A few more views of Atlantic Commons. I’m happy to see these buildings here. In high school, your webmaster took the #45 bus past these plots, which remained empty from the mid-1970s to the mid-1990s, just east of the now-vanished Atlantic Avenue slaughterhouses and meatpacking district, now the site of Bruce Ratner’s Atlantic Center malls.
So nice I’m showing it twice. The building itself isn’t in danger but the rest of the west side of South Oxford Street certainly is. From Atlantic Yards Report we learn that 158 South Oxford, an 1860 Italianate mansion will be the sole survivor on the block after the developers get through with it:

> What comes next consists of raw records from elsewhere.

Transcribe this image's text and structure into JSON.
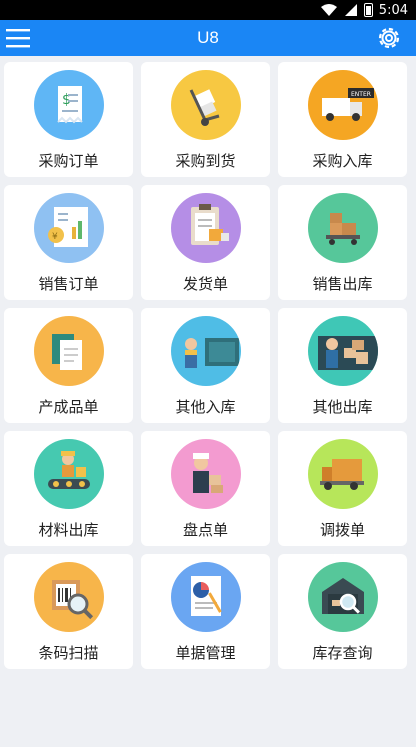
{
  "status": {
    "time": "5:04"
  },
  "header": {
    "title": "U8"
  },
  "tiles": [
    {
      "label": "采购订单",
      "icon": "receipt-icon",
      "color": "#5fb6f5"
    },
    {
      "label": "采购到货",
      "icon": "hand-truck-icon",
      "color": "#f7c842"
    },
    {
      "label": "采购入库",
      "icon": "delivery-truck-icon",
      "color": "#f5a623"
    },
    {
      "label": "销售订单",
      "icon": "sales-chart-icon",
      "color": "#8fc1f2"
    },
    {
      "label": "发货单",
      "icon": "clipboard-icon",
      "color": "#b58ee6"
    },
    {
      "label": "销售出库",
      "icon": "boxes-cart-icon",
      "color": "#56c79a"
    },
    {
      "label": "产成品单",
      "icon": "documents-icon",
      "color": "#f7b54a"
    },
    {
      "label": "其他入库",
      "icon": "worker-truck-icon",
      "color": "#4fbde6"
    },
    {
      "label": "其他出库",
      "icon": "worker-boxes-icon",
      "color": "#3fc7b6"
    },
    {
      "label": "材料出库",
      "icon": "conveyor-worker-icon",
      "color": "#46c9b0"
    },
    {
      "label": "盘点单",
      "icon": "inventory-worker-icon",
      "color": "#f39bd0"
    },
    {
      "label": "调拨单",
      "icon": "cargo-truck-icon",
      "color": "#b7e65a"
    },
    {
      "label": "条码扫描",
      "icon": "barcode-magnifier-icon",
      "color": "#f7b54a"
    },
    {
      "label": "单据管理",
      "icon": "document-report-icon",
      "color": "#6aa6f2"
    },
    {
      "label": "库存查询",
      "icon": "warehouse-search-icon",
      "color": "#56c79a"
    }
  ]
}
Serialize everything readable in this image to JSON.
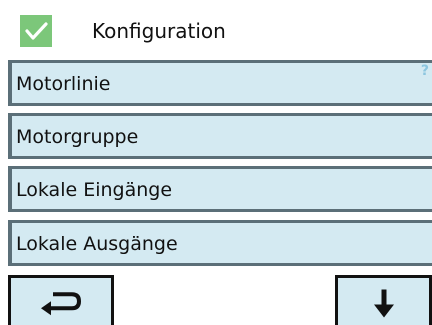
{
  "header": {
    "title": "Konfiguration",
    "check_icon": "checkmark-icon",
    "check_color": "#7cc77a"
  },
  "menu": {
    "items": [
      {
        "label": "Motorlinie",
        "help": "?"
      },
      {
        "label": "Motorgruppe"
      },
      {
        "label": "Lokale Eingänge"
      },
      {
        "label": "Lokale Ausgänge"
      }
    ]
  },
  "footer": {
    "back_icon": "return-arrow-icon",
    "next_icon": "arrow-down-icon"
  },
  "colors": {
    "item_background": "#d4eaf2",
    "item_border": "#5b6f78",
    "help_mark": "#8cc6df"
  }
}
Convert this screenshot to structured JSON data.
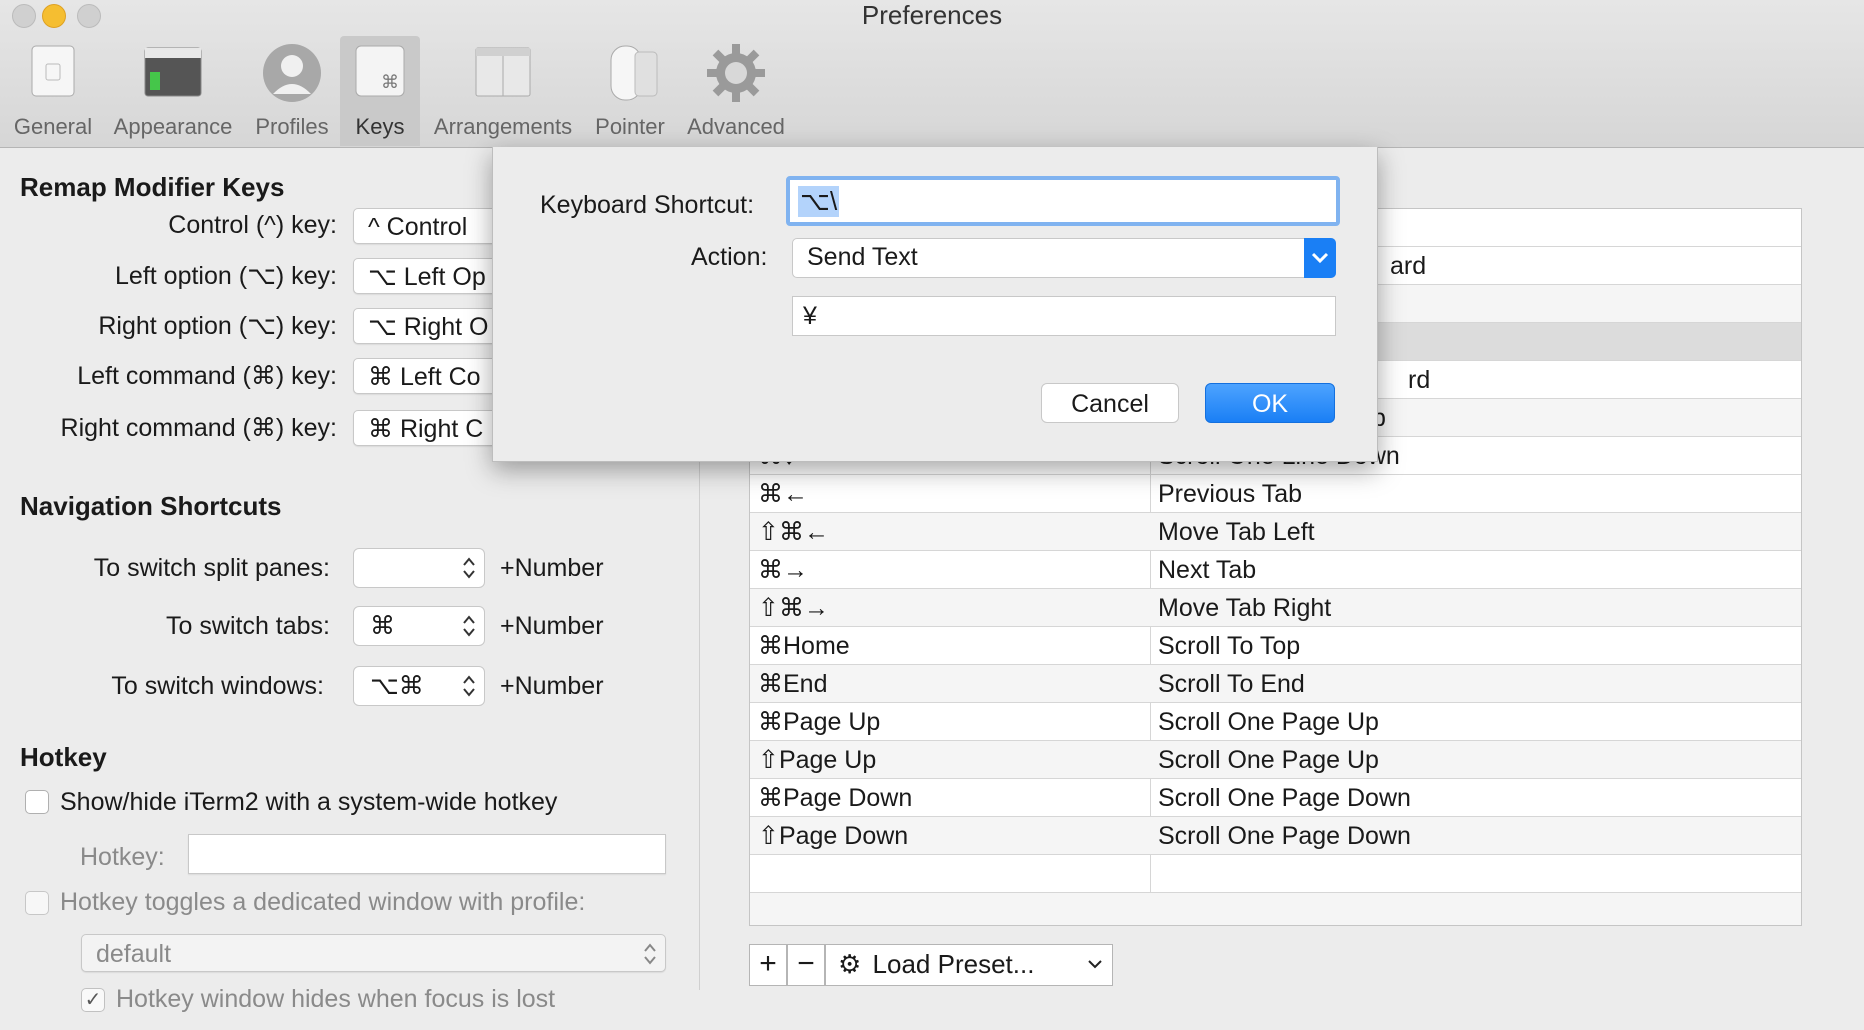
{
  "window": {
    "title": "Preferences"
  },
  "toolbar": {
    "items": [
      {
        "label": "General",
        "icon": "general-icon"
      },
      {
        "label": "Appearance",
        "icon": "appearance-icon"
      },
      {
        "label": "Profiles",
        "icon": "profiles-icon"
      },
      {
        "label": "Keys",
        "icon": "keys-icon",
        "selected": true
      },
      {
        "label": "Arrangements",
        "icon": "arrangements-icon"
      },
      {
        "label": "Pointer",
        "icon": "pointer-icon"
      },
      {
        "label": "Advanced",
        "icon": "advanced-gear-icon"
      }
    ]
  },
  "remap": {
    "heading": "Remap Modifier Keys",
    "rows": [
      {
        "label": "Control (^) key:",
        "value": "^ Control"
      },
      {
        "label": "Left option (⌥) key:",
        "value": "⌥ Left Op"
      },
      {
        "label": "Right option (⌥) key:",
        "value": "⌥ Right O"
      },
      {
        "label": "Left command (⌘) key:",
        "value": "⌘ Left Co"
      },
      {
        "label": "Right command (⌘) key:",
        "value": "⌘ Right C"
      }
    ]
  },
  "navigation": {
    "heading": "Navigation Shortcuts",
    "rows": [
      {
        "label": "To switch split panes:",
        "value": "",
        "suffix": "+Number"
      },
      {
        "label": "To switch tabs:",
        "value": "⌘",
        "suffix": "+Number"
      },
      {
        "label": "To switch windows:",
        "value": "⌥⌘",
        "suffix": "+Number"
      }
    ]
  },
  "hotkey": {
    "heading": "Hotkey",
    "show_hide_label": "Show/hide iTerm2 with a system-wide hotkey",
    "show_hide_checked": false,
    "hotkey_label": "Hotkey:",
    "hotkey_value": "",
    "dedicated_label": "Hotkey toggles a dedicated window with profile:",
    "dedicated_checked": false,
    "profile_value": "default",
    "hides_label": "Hotkey window hides when focus is lost",
    "hides_checked": true
  },
  "key_table": {
    "partial_visible": [
      "ard",
      "rd",
      "p",
      "Scroll One Line Down"
    ],
    "rows": [
      {
        "shortcut": "⌘←",
        "action": "Previous Tab"
      },
      {
        "shortcut": "⇧⌘←",
        "action": "Move Tab Left"
      },
      {
        "shortcut": "⌘→",
        "action": "Next Tab"
      },
      {
        "shortcut": "⇧⌘→",
        "action": "Move Tab Right"
      },
      {
        "shortcut": "⌘Home",
        "action": "Scroll To Top"
      },
      {
        "shortcut": "⌘End",
        "action": "Scroll To End"
      },
      {
        "shortcut": "⌘Page Up",
        "action": "Scroll One Page Up"
      },
      {
        "shortcut": "⇧Page Up",
        "action": "Scroll One Page Up"
      },
      {
        "shortcut": "⌘Page Down",
        "action": "Scroll One Page Down"
      },
      {
        "shortcut": "⇧Page Down",
        "action": "Scroll One Page Down"
      }
    ]
  },
  "table_controls": {
    "add": "+",
    "remove": "−",
    "preset_label": "Load Preset..."
  },
  "sheet": {
    "shortcut_label": "Keyboard Shortcut:",
    "shortcut_value": "⌥\\",
    "action_label": "Action:",
    "action_value": "Send Text",
    "text_value": "¥",
    "cancel_label": "Cancel",
    "ok_label": "OK"
  },
  "colors": {
    "accent": "#1a7ff5",
    "selection": "#b3d3fb"
  }
}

A block east of the Atlantic Center mall, on South Oxford Street just past the Atlantic Commons development, a 4,000 square foot mansion and associated properties has been sold for $13 million. According to the New York Daily News, the owner will keep the mansion but demolish two carriage houses and a two-family home to build a 40,000 square foot luxury high-rise building on the property. How big would that be? In the ballpark of The Greene House a few blocks away, at least.
Preservationists are concerned about keeping the mansion, which falls outside the boundaries of the current Fort Greene Historic District, though there are efforts to expand that district. The bucolic mansion likely will be joined by a mid-sized tower, maybe ten to 12 stories. If the Atlantic Yards project proceeds at current projections, towers some 40 stories tall would be built nearby, just down the block and across Atlantic Avenue.
Photography November 2006, page completed January 7, 2007.